## [Requirement]
Below are the records to retype. Keep every character exactly and leave out the pictures.

=== Recorded information ===

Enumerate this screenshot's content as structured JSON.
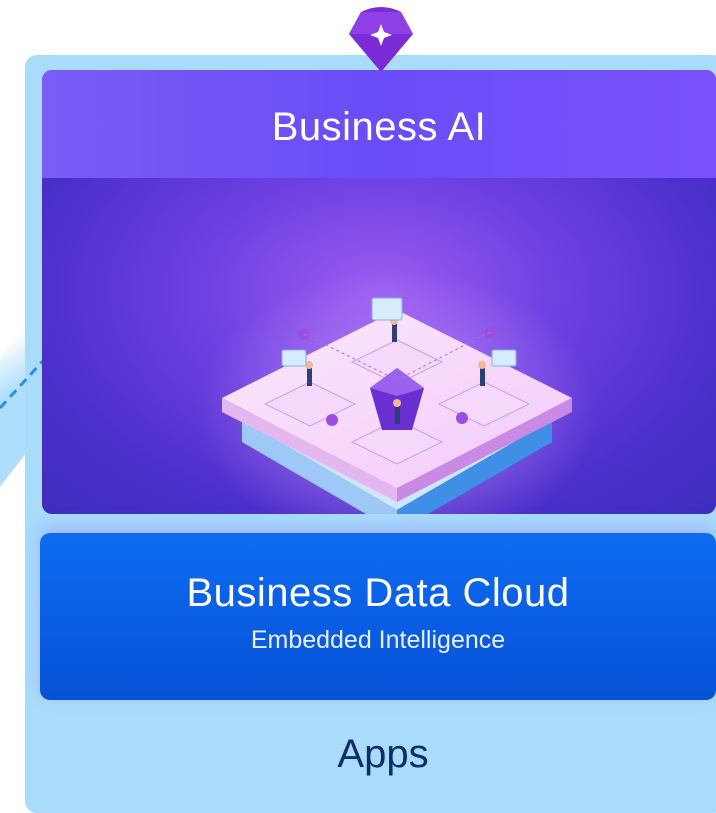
{
  "layers": {
    "business_ai": {
      "title": "Business AI"
    },
    "business_data_cloud": {
      "title": "Business Data Cloud",
      "subtitle": "Embedded Intelligence"
    },
    "apps": {
      "title": "Apps"
    }
  },
  "icons": {
    "top": "gem-sparkle-icon",
    "arrow": "dashed-arrow-icon",
    "illustration": "isometric-platform-illustration"
  },
  "colors": {
    "outer_panel": "#a9dcfb",
    "ai_header": "#6a4cf8",
    "ai_body": "#4a2fc9",
    "data_cloud": "#0a5de3",
    "apps_text": "#0c2c6e",
    "gem": "#7a2bd6",
    "arrow": "#2a8ef0"
  }
}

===

## [Solution]
Enumerate this screenshot's content as structured JSON.
{
  "layers": {
    "business_ai": {
      "title": "Business AI"
    },
    "business_data_cloud": {
      "title": "Business Data Cloud",
      "subtitle": "Embedded Intelligence"
    },
    "apps": {
      "title": "Apps"
    }
  },
  "icons": {
    "top": "gem-sparkle-icon",
    "arrow": "dashed-arrow-icon",
    "illustration": "isometric-platform-illustration"
  },
  "colors": {
    "outer_panel": "#a9dcfb",
    "ai_header": "#6a4cf8",
    "ai_body": "#4a2fc9",
    "data_cloud": "#0a5de3",
    "apps_text": "#0c2c6e",
    "gem": "#7a2bd6",
    "arrow": "#2a8ef0"
  }
}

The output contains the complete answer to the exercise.